Wolves have the perfect opportunity to banish the memory of Thursday’s defeat to Southampton on Sunday, against the same opposition, and here are five things to look out for at St Mary's.
1. Rich in left options
Two weeks ago, Wolves were suffering an injury crisis on the left side of their defence, and were forced to utilise both Nelson Semedo and Maximilian Kilman there, out of position. Now, the tables have turned, and Wolves are rich in options in that department. Jonny’s return was a welcome sight against Leicester City and the Spaniard got another 45 minutes under his belt in mid-week, and now Nuno, and his medical staff, must decide if another run out at St Mary’s would help or hinder his progress.
Should he start, Jonny won’t expect to complete the 90 minutes, and will likely be replaced by a natural left-wing-back in Rayan Ait-Nouri, who made his own return from injury as a half-time substitute on Thursday. Also, Marcal has thrown himself into the mix recently, returning to training, having been absent since the draw with Tottenham Hotspur in December. Thursday was too early for the Brazilian unfortunately, and no update has been provided since, but the 31-year-old is certainly getting closer to becoming option number three in that area.
2. Reverting back?
On Thursday evening, Nuno made six changes to his side, but didn’t receive the desired response and now must decide which of the six must come straight back in on the south coast. Rui Patricio has started every Premier League game between the sticks, while skipper Conor Coady rarely misses a match, so both be hoping for a return. Nelson Semedo missed out in the cup, so could return on the right, while the front three of Pedro Neto, Adama Traore and Willian Jose, who were all used off the bench, will want the chance to impress from the start. On Saturday, after completing their final training session, Nuno will have decisions to make.
3. Dendoncker shuffling around
Nuno will never let Leander Dendoncker’s influence on this Wolves side come into question, but the Belgian’s versatility has seen him used fluidly over the past week. Due to Willy Boly’s injury, and Romain Saiss’ absence against Leicester, Dendoncker slotted into a back three, on the right side of Coady. It’s a role the 25-year-old is familiar with, having spent three months there last winter, with Boly out injured, and against the Foxes it was like he’d never been away. The Belgian played his part as Wolves chalked up another clean sheet, so will have been disappointed the stop outs ended there, as the Saints twice broke their resolve, in the absence of chief organiser and captain Coady.

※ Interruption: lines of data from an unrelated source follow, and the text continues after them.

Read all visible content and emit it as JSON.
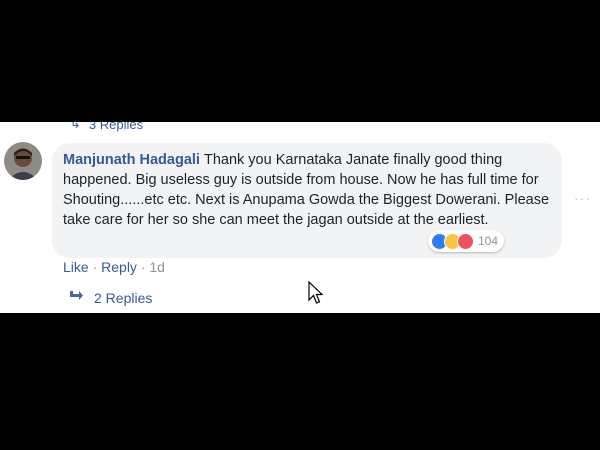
{
  "previous_replies": {
    "icon": "reply-arrow-icon",
    "label": "3 Replies"
  },
  "comment": {
    "author": "Manjunath Hadagali",
    "text": "Thank you Karnataka Janate finally good thing happened. Big useless guy is outside from house. Now he has full time for Shouting......etc etc. Next is Anupama Gowda the Biggest Dowerani. Please take care for her so she can meet the jagan outside at the earliest.",
    "reactions": {
      "icons": [
        "like-icon",
        "haha-icon",
        "angry-icon"
      ],
      "count": "104"
    },
    "actions": {
      "like": "Like",
      "sep1": " · ",
      "reply": "Reply",
      "sep2": " · ",
      "time": "1d"
    },
    "replies": {
      "icon": "reply-arrow-icon",
      "label": "2 Replies"
    },
    "more_icon": "more-options-icon"
  },
  "colors": {
    "link": "#385898",
    "bubble": "#f2f3f5",
    "like": "#2f7df6",
    "haha": "#f7c640",
    "angry": "#f0505e"
  }
}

While Dendoncker is more than capable in defence, taking him out of the midfield is noticeable, given the energy he provides and the ground he covers in the centre. Saiss’ return to fitness gives Nuno the option to rotate his pack and reinstate Dendoncker in the midfield. Will he be tempted to do so on Sunday?
4. St Mary’s scenes
A trip to St Mary’s was one of the final away games Wolves supporters were able to attend last January and it’s one which will stick in the memory, after a stirring comeback typical of last season. Off the pace in the opening period, Wolves trailed 2-0 to the Saints at the break, but the old gold kept coming from behind across 2019/20 and did so with a vengeance on that day. When Pedro Neto fired in to pull his side back into contention, there was an air of inevitability that Wolves were on their way back.
A foul on Jonny was initially awarded as a corner, but following a VAR check, Wolves found themselves with a penalty and were level moments later thanks to Raul Jimenez. Then, as they so often did prior his injury, Jimenez and Traore combined, exchanging passes on their way to the Saints box, before the Mexican swept home a fine winner to send the away end into delirium. Who else misses scenes like that?
5. Searching for consistency
The FA Cup aside, Wolves have taken four points from the last six available in the Premier League, so have something to build on. A victory against Arsenal and clean sheet against Leicester showed signs of hope following the turn of February, and a third match unbeaten in the league is on offer on the south coast at lunchtime on Sunday. Regularly asked about the consistency of his team, Nuno is constantly searching for answers, particularly after that pair of improved results were followed by Thursday’s disappointment. Can his side banish the memory of the cup exit and continue their upward trajectory in the Premier League? He’ll be hoping his players can make that the case on Sunday.
“Achieving consistency is one of the most difficult things in football. You want to achieve consistency when you are performing well because you want to consistently keep on these performances, but in these moments, we do not have consistency. We have good performances, not so good performances, so what we need to do first, is perform better in each one of our games.”